Exercise directions: Look through the listing underneath for "Adjamé", and copy every line that has it.

Data excerpts:
---

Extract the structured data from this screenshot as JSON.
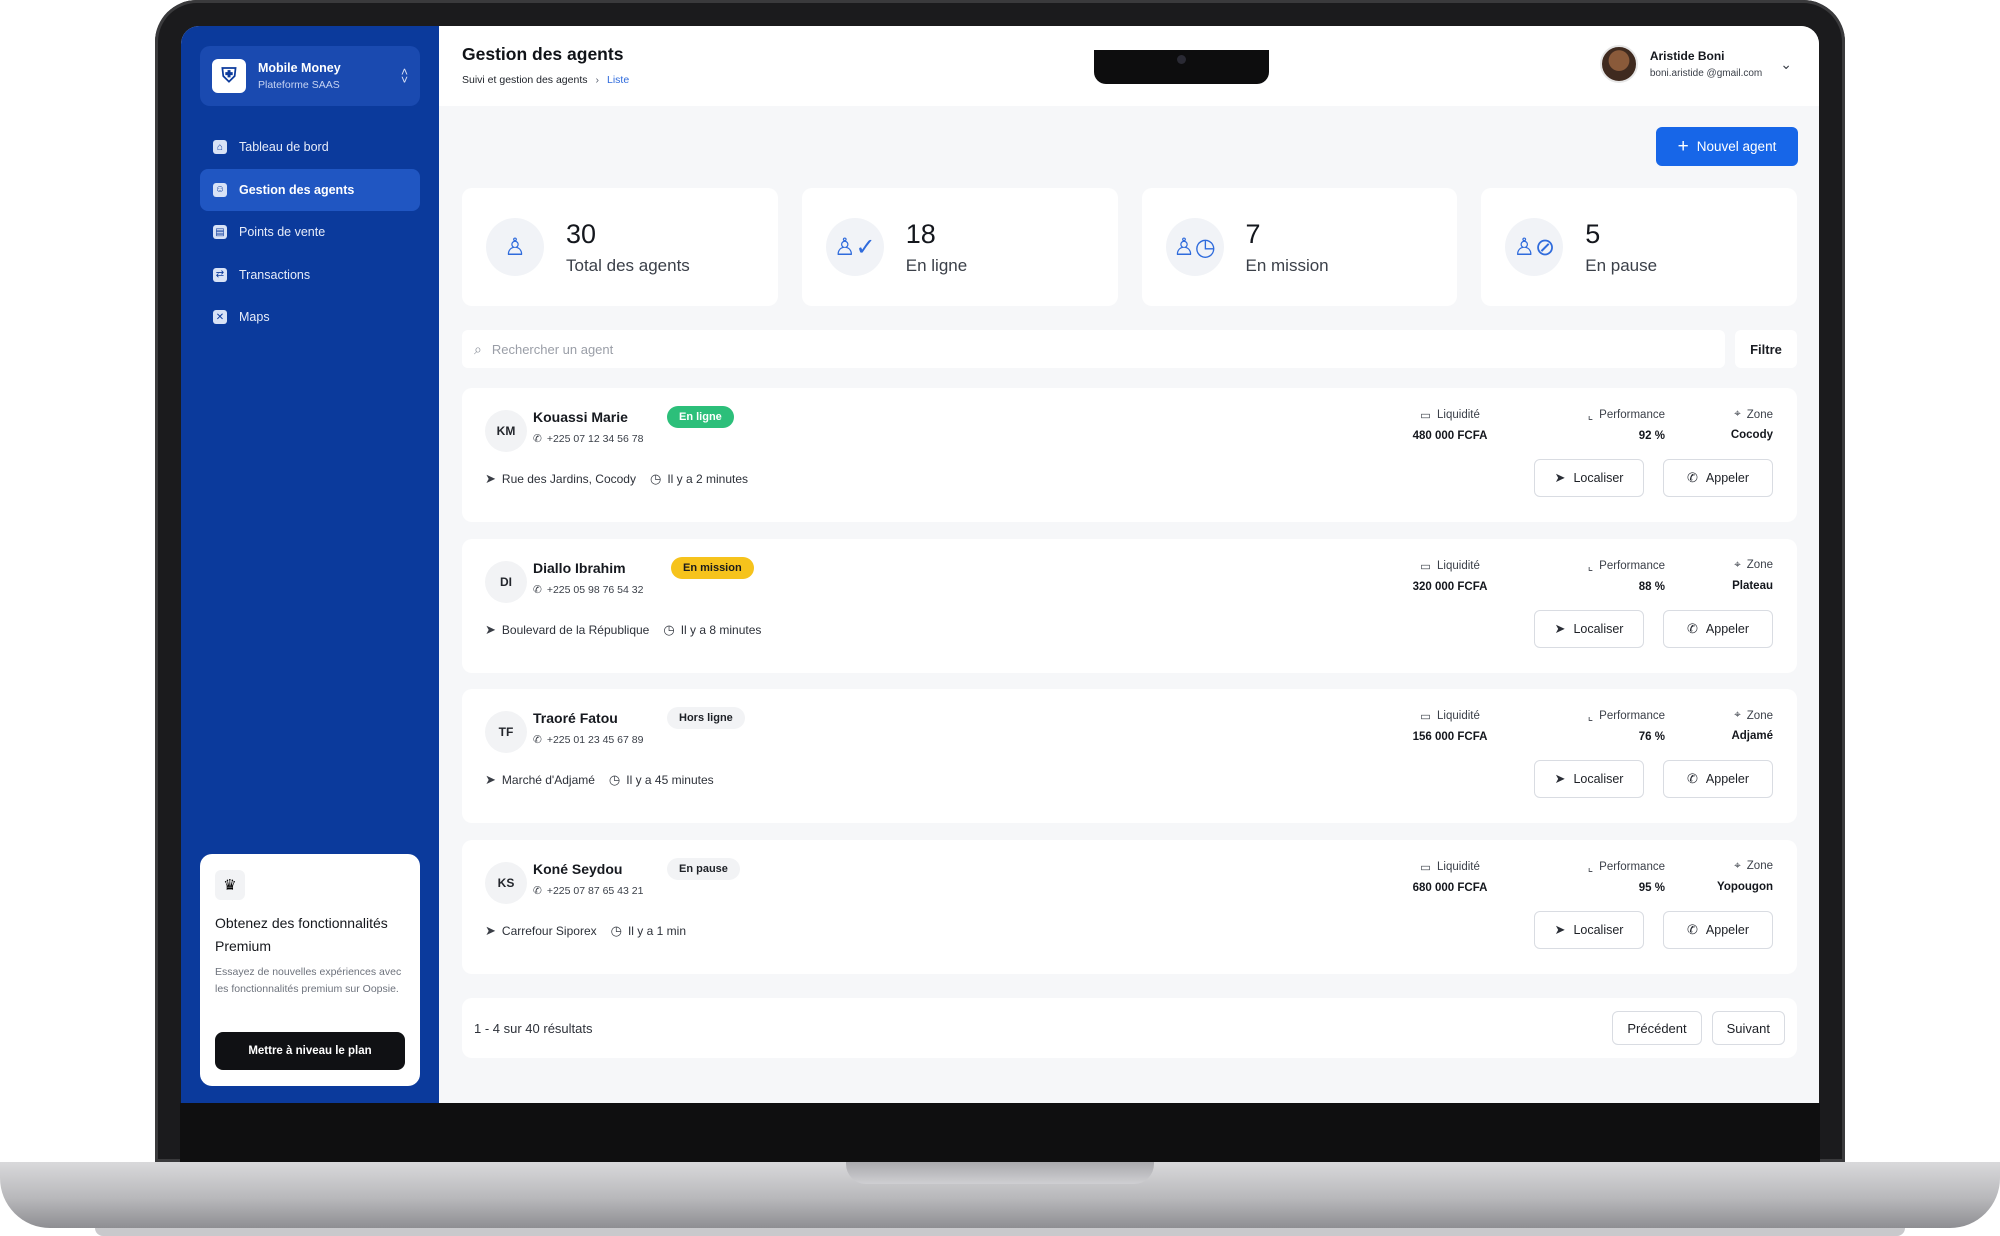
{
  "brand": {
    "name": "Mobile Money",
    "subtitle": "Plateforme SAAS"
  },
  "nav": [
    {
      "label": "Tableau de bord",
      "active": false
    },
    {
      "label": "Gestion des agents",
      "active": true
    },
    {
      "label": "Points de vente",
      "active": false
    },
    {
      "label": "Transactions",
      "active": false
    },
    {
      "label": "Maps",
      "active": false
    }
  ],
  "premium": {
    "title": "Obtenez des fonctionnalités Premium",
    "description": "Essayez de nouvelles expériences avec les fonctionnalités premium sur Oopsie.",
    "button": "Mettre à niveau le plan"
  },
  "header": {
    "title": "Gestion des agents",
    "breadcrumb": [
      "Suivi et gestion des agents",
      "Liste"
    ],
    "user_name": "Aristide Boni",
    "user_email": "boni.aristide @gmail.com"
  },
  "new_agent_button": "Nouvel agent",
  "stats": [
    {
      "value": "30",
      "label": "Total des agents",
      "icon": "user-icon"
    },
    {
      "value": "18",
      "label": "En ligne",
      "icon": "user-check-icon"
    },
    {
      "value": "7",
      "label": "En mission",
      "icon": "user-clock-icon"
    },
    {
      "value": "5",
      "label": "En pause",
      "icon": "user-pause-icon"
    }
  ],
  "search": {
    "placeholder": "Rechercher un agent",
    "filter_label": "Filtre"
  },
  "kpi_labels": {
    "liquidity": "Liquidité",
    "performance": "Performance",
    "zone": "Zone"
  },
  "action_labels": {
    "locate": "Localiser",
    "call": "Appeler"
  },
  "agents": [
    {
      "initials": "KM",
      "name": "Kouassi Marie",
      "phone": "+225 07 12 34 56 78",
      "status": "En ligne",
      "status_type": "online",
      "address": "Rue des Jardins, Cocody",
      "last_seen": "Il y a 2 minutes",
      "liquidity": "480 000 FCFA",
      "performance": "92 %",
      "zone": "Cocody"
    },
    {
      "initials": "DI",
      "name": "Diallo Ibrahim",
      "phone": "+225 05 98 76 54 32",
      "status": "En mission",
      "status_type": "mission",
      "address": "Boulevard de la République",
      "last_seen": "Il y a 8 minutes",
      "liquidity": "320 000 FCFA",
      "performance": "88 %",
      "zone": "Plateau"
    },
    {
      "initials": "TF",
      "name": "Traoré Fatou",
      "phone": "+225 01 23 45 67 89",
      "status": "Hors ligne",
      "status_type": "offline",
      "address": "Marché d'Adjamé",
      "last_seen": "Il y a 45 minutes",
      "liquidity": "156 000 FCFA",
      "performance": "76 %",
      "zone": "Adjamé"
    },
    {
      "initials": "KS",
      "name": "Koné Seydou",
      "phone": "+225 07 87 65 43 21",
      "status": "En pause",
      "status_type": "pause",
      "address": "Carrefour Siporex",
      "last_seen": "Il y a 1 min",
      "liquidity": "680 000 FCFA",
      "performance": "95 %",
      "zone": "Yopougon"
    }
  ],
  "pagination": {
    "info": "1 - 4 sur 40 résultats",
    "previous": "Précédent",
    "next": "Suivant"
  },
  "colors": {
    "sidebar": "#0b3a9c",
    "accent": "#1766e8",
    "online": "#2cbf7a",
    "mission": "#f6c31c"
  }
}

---

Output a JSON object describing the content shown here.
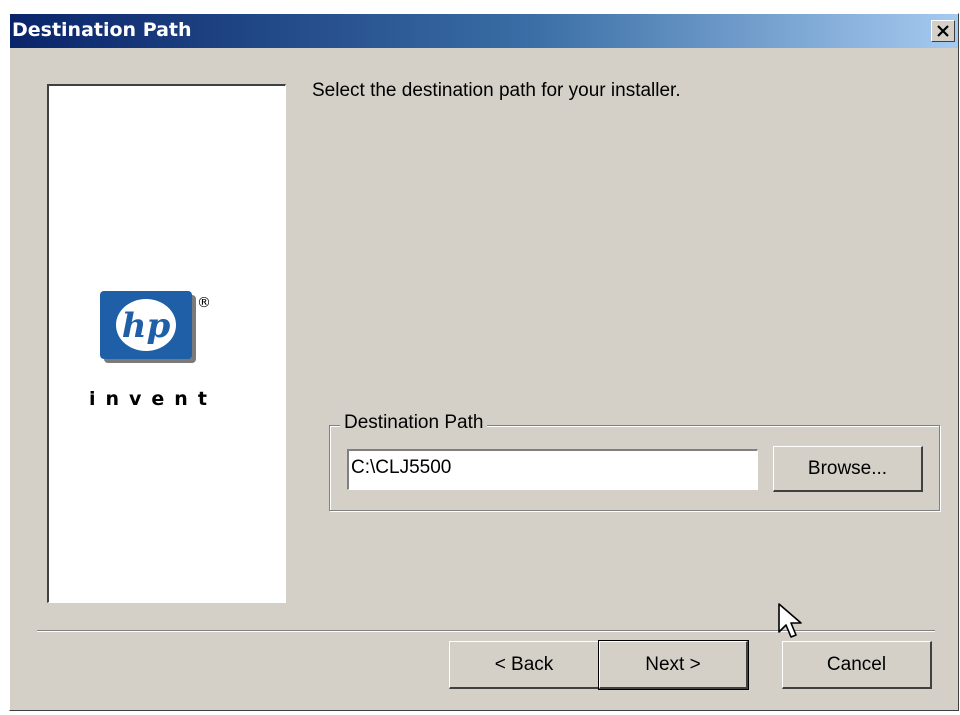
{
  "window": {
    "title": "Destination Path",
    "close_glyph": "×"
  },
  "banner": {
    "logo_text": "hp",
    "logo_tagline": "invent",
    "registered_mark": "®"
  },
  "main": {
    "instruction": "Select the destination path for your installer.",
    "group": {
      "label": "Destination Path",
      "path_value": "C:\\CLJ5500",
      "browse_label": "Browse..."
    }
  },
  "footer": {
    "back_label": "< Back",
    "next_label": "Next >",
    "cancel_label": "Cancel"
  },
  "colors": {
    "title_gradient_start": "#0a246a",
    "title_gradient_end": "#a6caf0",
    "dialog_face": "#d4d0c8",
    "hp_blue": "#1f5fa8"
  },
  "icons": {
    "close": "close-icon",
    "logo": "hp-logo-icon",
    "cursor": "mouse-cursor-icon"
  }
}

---

Answer space:
      "address": "Marché d'Adjamé",
      "zone": "Adjamé"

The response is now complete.